These are my school’s articulated learning principles: (If you read this blog regularly, you’ll have seen these beliefs referred to repeatedly!)

Everyone has the potential to learn.

  • We learn in different ways, depending on abilities, preferences and interests.
  • Learning takes place through inquiry: questioning, exploring, experimenting and problem solving.
  • Learning occurs by acquiring skills and knowledge, constructing meaning and transfer to other contexts.
  • Learning is active and social and best takes place through collaboration and interaction.
  • Learning takes place when we feel secure, valued and are able to take risks.
  • Learning needs to be challenging, meaningful, purposeful and engaging.
  • Learning includes meta-cognition and reflection, and requires learners to take ownership of their learning.

It seems to me that if I bear these in mind, as I always need to do in learning situations, facilitating adult workshops will not be all that different from teaching in a classroom.

IB Workshop Leader Training Day #2

10 (more) ways for teachers to learn…

You can’t be a teacher, if you are not a learner.

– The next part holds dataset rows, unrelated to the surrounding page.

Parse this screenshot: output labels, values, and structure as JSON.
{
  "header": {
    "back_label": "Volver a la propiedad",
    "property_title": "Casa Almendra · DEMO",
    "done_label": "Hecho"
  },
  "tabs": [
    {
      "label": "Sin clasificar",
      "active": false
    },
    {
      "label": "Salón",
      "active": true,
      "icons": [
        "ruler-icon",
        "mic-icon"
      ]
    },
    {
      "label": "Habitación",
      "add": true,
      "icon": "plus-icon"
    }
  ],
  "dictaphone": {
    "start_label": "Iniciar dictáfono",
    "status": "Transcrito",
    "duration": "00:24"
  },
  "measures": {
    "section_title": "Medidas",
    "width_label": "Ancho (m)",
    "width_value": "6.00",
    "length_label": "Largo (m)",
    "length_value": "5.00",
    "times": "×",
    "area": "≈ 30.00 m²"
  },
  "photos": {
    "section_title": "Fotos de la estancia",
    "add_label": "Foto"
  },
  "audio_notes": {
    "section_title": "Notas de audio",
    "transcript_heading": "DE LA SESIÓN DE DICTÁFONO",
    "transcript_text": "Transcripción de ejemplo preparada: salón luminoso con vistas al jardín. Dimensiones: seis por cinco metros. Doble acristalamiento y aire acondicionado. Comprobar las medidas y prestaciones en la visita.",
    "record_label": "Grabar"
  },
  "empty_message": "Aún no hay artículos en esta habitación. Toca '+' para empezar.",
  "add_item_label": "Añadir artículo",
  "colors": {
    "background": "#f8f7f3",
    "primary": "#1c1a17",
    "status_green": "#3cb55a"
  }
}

I’ve written many times about teachers as learners, professional learning, reading groups and learning through collaborative planning.

I once posted 10 ways to grow as an educator, based on my reflections on my own learning and growth at that point in time.  This week, I’m fortunate to be at an IB workshop in Chiang Mai, Thailand, training to be an IB workshop leader. Reflecting at the end of the first day, I have some ideas to add my list of ways teachers can learn…

1. Engage with teachers from different places and cultures.

Twitter is a fine place to start, if you can’t meet them in person.

2. Interact with teachers who teach other disciplines and different age groups.

Talk about learning in your context. Really listen to them talk about learning in theirs.

3. Get out of school!

Learn in a beautiful, natural setting. Be inspired by nature.

4. Visit another school.

Preferably one that’s very different from yours.

5. Watch other teachers teach or present.

Learn from what they do… and from what they don’t do.

6. Tweet from a conference.

Sum up the key points 140 characters at a time.

7. Interact with other people who share your passion.

If you’re lucky, you can find them in your school. If not, connect online.

8. Reflect on your own learning.

Stop and think about what you learned. Write it down. A blog is best, a scrap of paper will do.

9. Teach teachers.

Share your knowledge, experience, expertise and ideas with people who know as much and more than you do.

10. Be open-minded.

There is something worth learning from every person you meet and every situation you find yourself in…

IB Workshop Leader Training Day #1